▶ Supplied entries:
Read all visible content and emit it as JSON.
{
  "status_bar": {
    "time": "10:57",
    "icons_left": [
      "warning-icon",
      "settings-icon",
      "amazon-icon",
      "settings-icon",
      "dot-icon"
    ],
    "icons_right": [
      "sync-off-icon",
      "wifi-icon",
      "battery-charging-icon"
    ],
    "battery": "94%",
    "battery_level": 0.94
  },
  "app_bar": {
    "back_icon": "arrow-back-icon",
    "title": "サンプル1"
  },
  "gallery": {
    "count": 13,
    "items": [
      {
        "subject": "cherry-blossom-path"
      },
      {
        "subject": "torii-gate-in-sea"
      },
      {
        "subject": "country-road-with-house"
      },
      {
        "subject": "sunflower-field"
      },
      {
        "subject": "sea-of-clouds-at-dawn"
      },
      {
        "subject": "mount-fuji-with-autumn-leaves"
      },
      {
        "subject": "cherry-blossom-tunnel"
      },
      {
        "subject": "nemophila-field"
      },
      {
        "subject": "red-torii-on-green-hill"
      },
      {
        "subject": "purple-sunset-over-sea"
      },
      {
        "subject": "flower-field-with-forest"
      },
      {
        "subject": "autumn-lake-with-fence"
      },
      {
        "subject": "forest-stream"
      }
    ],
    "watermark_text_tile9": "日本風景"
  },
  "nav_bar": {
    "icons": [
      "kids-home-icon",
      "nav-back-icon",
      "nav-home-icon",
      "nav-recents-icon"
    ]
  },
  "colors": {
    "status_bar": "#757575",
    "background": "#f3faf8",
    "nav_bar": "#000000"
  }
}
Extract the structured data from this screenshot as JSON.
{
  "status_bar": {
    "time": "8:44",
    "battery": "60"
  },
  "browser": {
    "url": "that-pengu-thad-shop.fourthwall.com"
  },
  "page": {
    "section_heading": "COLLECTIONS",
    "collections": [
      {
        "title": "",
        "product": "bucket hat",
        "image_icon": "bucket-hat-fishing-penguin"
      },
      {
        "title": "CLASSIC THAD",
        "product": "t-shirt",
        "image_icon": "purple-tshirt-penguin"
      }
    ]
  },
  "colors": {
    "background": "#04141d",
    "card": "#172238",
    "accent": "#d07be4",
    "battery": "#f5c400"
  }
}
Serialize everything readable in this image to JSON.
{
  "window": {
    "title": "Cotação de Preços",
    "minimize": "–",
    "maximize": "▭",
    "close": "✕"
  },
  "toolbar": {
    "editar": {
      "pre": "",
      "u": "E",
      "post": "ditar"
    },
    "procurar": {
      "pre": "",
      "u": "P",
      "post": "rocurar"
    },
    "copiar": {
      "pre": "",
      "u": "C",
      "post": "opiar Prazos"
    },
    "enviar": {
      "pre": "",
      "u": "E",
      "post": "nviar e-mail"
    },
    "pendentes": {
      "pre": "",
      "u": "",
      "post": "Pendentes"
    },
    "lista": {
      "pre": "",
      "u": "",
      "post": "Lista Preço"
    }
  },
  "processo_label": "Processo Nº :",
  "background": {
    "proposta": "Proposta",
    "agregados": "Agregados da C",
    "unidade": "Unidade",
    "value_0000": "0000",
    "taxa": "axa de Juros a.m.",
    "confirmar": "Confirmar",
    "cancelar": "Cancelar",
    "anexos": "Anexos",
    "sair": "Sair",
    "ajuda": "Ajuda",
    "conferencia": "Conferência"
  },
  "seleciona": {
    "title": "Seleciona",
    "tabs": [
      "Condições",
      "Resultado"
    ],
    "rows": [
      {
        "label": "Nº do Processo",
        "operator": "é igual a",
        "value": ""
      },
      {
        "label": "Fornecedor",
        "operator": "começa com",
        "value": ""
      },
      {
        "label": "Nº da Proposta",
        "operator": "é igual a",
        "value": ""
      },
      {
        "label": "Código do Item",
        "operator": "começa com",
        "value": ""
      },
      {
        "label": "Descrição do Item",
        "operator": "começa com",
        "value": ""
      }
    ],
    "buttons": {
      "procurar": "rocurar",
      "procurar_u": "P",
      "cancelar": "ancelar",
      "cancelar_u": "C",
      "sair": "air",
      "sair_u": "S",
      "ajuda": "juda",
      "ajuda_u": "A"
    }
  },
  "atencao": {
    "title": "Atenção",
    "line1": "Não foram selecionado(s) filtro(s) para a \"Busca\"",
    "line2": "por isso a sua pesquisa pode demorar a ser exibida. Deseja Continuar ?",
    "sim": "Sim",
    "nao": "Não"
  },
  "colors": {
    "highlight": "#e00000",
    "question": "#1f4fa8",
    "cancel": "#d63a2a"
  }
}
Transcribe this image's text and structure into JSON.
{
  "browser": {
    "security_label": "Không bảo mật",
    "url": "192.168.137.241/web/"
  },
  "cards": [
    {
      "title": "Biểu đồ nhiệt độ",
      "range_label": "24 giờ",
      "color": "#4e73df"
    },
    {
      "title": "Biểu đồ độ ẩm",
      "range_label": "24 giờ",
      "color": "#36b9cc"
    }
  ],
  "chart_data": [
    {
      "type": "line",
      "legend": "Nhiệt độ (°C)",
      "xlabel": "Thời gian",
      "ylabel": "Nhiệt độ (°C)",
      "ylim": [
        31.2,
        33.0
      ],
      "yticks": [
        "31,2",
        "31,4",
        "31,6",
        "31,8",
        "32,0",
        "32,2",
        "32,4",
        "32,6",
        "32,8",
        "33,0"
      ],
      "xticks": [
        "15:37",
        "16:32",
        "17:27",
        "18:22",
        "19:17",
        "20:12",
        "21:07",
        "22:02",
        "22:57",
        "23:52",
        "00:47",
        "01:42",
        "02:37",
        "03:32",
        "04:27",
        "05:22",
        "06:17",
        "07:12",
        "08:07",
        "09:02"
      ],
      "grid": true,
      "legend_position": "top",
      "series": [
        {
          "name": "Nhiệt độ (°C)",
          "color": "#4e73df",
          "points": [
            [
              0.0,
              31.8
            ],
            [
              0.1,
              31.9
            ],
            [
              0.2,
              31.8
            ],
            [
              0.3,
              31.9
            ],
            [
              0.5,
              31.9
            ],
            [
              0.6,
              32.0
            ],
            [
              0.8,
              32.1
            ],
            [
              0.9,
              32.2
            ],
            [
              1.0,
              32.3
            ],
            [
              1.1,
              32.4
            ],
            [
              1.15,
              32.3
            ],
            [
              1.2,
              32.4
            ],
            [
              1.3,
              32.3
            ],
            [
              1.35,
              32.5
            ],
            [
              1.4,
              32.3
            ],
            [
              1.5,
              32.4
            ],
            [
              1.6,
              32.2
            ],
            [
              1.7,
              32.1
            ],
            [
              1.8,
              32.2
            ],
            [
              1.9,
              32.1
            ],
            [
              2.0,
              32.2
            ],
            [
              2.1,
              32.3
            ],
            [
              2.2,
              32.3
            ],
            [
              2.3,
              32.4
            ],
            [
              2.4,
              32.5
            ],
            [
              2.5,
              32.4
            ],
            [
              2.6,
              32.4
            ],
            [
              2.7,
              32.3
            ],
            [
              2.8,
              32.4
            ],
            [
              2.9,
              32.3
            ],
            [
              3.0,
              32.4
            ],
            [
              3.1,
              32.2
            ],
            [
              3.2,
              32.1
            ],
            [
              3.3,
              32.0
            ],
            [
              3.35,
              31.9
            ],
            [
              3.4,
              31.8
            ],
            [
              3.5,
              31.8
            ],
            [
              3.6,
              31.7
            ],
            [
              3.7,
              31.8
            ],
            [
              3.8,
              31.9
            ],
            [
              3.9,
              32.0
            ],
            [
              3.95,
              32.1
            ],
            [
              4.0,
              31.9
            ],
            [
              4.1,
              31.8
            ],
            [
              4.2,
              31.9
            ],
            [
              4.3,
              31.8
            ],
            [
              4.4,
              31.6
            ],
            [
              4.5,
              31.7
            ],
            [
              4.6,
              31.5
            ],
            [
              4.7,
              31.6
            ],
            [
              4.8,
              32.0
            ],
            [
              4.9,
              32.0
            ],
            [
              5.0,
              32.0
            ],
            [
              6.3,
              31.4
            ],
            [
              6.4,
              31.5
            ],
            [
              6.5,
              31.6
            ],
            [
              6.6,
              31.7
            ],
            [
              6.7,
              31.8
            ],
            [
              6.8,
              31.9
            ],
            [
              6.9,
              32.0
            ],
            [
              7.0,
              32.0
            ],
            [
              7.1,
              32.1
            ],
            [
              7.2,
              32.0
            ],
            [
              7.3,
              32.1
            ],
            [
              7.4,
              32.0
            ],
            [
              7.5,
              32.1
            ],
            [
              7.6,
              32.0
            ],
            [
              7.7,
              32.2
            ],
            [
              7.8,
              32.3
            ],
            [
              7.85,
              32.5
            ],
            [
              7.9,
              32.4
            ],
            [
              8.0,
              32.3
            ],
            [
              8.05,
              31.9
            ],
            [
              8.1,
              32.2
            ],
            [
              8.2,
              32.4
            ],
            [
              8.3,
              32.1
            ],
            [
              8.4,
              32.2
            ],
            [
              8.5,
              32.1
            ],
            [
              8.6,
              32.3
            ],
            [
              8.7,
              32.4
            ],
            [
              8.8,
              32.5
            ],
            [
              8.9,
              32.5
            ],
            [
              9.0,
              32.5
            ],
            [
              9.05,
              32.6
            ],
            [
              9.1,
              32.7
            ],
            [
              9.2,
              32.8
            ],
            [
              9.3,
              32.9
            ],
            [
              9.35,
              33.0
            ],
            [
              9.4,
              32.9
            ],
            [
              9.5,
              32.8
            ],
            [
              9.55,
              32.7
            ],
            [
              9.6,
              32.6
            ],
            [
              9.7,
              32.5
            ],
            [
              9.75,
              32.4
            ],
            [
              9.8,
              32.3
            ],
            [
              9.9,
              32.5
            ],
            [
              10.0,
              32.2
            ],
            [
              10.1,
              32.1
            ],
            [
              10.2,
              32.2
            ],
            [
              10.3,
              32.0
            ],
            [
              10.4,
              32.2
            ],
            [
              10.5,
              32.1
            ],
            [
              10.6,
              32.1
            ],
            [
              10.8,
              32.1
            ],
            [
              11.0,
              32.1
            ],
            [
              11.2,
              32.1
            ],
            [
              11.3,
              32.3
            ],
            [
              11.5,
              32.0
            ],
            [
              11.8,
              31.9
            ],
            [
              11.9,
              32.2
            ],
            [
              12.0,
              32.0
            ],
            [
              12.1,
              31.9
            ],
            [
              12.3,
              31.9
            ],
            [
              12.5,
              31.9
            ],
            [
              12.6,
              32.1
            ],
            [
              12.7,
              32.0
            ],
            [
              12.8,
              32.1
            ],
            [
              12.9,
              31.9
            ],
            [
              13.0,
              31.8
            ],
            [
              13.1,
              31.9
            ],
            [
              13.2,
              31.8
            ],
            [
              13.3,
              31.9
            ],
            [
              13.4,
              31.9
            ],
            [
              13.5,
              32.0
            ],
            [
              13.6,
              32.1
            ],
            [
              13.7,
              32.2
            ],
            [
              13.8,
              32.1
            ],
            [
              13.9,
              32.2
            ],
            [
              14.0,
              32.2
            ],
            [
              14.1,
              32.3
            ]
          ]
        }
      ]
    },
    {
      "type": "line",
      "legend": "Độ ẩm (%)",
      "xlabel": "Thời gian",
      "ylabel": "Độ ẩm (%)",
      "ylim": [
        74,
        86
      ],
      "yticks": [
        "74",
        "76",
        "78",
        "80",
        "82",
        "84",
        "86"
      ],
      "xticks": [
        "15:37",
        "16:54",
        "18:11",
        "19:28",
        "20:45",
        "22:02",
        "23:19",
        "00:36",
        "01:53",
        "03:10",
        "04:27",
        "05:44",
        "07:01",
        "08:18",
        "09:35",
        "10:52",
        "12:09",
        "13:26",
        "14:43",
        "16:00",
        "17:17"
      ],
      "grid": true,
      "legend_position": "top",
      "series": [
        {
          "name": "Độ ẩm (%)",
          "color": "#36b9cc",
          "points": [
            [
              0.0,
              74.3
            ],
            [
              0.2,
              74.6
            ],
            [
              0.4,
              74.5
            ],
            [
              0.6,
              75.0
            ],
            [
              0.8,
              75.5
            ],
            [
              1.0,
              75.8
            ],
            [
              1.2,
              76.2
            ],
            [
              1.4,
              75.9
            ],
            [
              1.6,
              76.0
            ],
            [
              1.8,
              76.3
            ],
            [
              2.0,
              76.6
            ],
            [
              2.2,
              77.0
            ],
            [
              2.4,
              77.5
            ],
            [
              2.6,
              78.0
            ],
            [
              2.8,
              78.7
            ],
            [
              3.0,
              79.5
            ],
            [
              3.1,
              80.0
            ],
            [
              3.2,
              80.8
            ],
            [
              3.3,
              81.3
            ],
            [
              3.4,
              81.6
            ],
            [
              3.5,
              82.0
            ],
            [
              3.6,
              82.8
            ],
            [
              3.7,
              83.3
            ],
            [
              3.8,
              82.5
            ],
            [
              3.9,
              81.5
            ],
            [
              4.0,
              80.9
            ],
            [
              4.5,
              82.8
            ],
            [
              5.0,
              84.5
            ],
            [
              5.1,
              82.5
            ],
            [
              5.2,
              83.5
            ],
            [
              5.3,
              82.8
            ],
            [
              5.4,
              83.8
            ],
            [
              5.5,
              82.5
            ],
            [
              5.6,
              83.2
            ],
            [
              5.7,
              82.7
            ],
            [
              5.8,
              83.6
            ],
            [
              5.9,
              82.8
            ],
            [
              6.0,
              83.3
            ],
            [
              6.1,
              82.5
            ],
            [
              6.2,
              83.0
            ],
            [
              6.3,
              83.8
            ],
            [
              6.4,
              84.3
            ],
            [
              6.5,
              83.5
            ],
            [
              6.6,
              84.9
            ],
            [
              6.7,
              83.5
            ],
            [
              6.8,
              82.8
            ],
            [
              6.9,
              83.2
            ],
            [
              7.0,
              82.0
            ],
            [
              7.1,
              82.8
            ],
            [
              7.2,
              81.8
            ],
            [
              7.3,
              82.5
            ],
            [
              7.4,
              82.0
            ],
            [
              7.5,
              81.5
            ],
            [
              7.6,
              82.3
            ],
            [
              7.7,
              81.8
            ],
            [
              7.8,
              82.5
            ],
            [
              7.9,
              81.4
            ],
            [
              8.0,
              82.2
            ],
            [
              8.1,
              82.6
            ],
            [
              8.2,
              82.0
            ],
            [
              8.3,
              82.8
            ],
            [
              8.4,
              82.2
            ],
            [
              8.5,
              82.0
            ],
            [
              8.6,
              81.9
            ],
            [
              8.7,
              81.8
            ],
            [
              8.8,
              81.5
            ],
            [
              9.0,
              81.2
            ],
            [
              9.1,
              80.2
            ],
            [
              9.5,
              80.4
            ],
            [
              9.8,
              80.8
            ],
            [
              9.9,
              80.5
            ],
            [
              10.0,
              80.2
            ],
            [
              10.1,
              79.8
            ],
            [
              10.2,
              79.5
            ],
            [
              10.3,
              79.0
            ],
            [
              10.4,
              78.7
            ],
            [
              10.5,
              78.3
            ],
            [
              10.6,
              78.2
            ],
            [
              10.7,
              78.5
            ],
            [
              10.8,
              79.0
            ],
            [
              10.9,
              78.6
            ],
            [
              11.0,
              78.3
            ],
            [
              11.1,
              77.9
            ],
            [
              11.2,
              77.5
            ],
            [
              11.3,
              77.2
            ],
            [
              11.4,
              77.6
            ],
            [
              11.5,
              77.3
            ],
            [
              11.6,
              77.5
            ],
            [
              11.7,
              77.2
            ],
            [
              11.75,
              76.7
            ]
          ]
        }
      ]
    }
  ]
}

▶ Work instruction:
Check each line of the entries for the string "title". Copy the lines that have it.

▶ Response:
    "title": "サンプル1"
        "title": "",
        "title": "CLASSIC THAD",
    "title": "Cotação de Preços",
    "title": "Seleciona",
    "title": "Atenção",
      "title": "Biểu đồ nhiệt độ",
      "title": "Biểu đồ độ ẩm",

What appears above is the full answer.